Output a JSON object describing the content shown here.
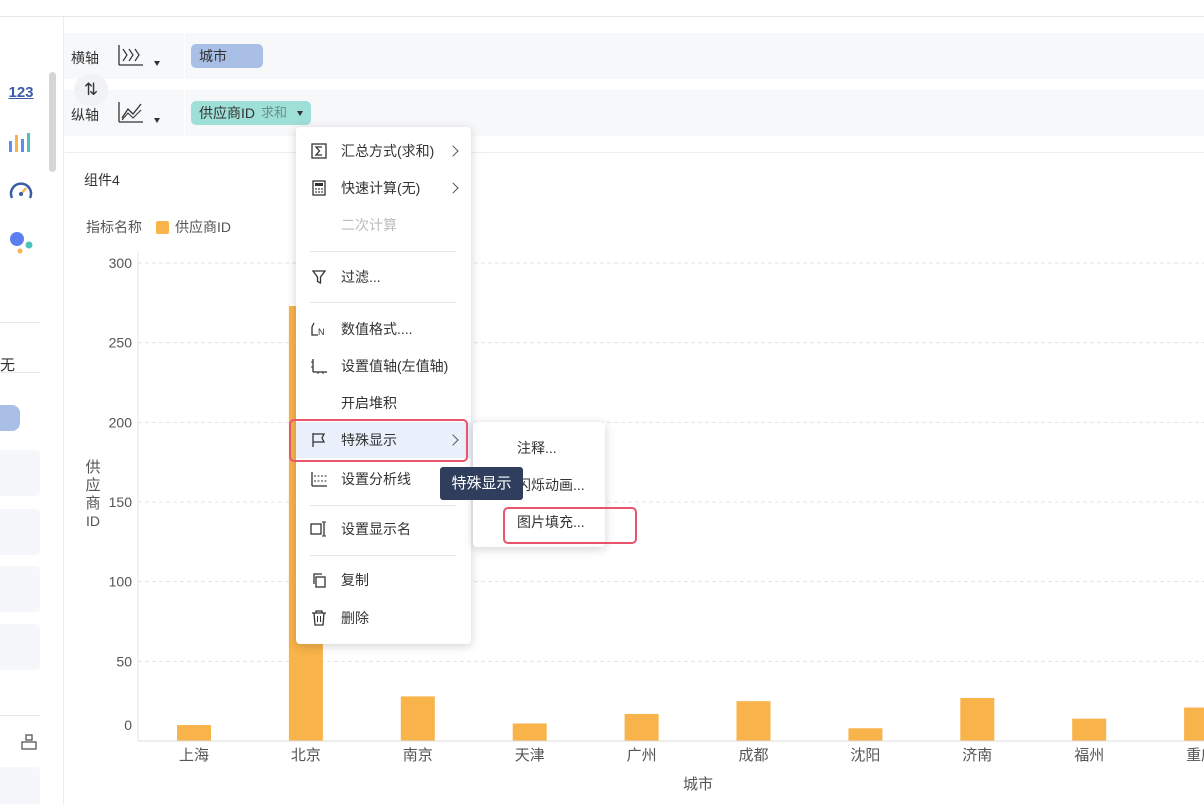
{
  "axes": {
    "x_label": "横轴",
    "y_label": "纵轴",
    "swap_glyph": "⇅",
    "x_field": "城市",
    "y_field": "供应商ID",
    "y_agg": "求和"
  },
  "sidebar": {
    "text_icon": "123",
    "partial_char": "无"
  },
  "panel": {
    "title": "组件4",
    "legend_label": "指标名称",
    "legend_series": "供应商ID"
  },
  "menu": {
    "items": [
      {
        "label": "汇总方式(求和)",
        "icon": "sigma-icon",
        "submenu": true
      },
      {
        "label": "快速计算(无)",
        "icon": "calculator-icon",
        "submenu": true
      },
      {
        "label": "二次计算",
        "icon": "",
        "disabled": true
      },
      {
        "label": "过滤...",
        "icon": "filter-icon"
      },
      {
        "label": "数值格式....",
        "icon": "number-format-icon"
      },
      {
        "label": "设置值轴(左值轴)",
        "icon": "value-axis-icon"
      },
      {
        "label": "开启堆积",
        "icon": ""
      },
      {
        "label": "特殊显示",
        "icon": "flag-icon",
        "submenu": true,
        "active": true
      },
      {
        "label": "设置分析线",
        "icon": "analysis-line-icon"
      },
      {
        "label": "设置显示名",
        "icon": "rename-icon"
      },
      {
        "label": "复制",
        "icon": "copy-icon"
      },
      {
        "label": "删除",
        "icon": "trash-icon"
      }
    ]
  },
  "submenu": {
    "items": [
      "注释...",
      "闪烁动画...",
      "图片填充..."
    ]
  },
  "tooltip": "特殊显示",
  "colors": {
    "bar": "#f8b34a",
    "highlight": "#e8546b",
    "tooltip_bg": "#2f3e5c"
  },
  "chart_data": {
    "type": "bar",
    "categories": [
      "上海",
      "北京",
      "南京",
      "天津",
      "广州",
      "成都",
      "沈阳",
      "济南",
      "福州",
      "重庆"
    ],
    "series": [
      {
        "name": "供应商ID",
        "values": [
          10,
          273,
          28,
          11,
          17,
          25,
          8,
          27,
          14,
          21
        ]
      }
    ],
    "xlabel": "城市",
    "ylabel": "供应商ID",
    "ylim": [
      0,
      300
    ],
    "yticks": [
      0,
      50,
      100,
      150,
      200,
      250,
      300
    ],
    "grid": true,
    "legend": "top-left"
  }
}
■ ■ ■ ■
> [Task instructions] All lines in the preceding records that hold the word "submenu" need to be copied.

> [Solution below]
        "submenu": true
        "submenu": true
        "submenu": true,
  "submenu": {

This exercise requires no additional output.